Learn To Relax
Anxiety causes tension, and tension increases pain. So take steps to help yourself relax. If you already have a favorite relaxation exercise such as focusing on your breath or counting backwards, use it. If not, learn one and practice it ahead of time. You'll also find your technique helpful during brief procedures such as having blood drawn or an IV set up.
The hospital will ask you to sign an "informed consent" form for the anesthesia. Ask to do this a few days in advance. Reading a list of possible complications, however rare, may not be the best way to relax before your surgery.
Give Your Body Instructions
Autonomic nervous system functions such as pain, bowel contractions, blood flow, and even immune functioning were once considered beyond voluntary control. But research shows that we can learn to influence these processes to some degree and speed recovery.
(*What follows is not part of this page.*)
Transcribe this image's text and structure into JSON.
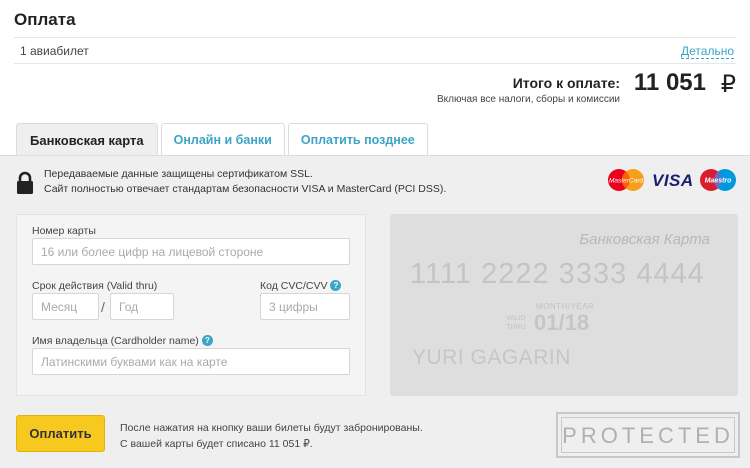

It appears our bodies have built-in healing systems activated by positive instructions, thoughts, words, suggestions, and images. There have been a number of studies to show that giving our bodies specific, detailed instructions for healing can speed recovery. Make your own audio tape with the scripts or choose a commercially available tape.
Choose What You Hear
Contrary to popular belief, general anesthesia does not completely shut off your brain during an operation. Studies demonstrate that anesthetized patients are sometimes aware of speech or sounds around them though they do not usually remember it afterwards. Your body may respond to what you hear. So wear ear plugs or, better yet, listen to an audio tape.
Studies show that people who heard soothing music before, during, and after surgery needed less sedative. One investigator calculates that music in the operating room equals roughly two and a half milligrams of Valium. And a Japanese study found that listening to music before and during surgery reduced stress hormones in the blood.
Verbal suggestions can be heard subconsciously. In one study, women who underwent abdominal surgery while listening to taped suggestions needed 24% less pain medications the day after surgery than patients who were given a blank tape. In a similar study, hysterectomy patients who listened to positive suggestions during surgery left the hospital one and a half days earlier, and had fewer complications than those who were given blank tapes.
Some Fear is Good
Uncontrolled anxiety may impair your healing. But don't be afraid of being a little afraid - you have good reason. Studies show we may need a certain level of fear and arousal to prepare us for the stress of surgery.
Try to think of your surgery as a positive event with positive outcomes. Remember why you are doing this: to improve your health and live a fuller life. Think of your hospital experience as a chance to relax, read books, catch up on sleep, meet new people, and, of course, get well.
Research shows that people who take control of their own thoughts and feelings suffer less pre- and post-operative stress.
Watch for thoughts like: "I feel so helpless, there's nothing I can do. I can't stand it, this is too difficult." Try substituting more positive thoughts: "I can get through this. The discomfort will pass. We're all doing everything we can to insure a safe operation and a speedy recovery. I will feel better and be healthier soon."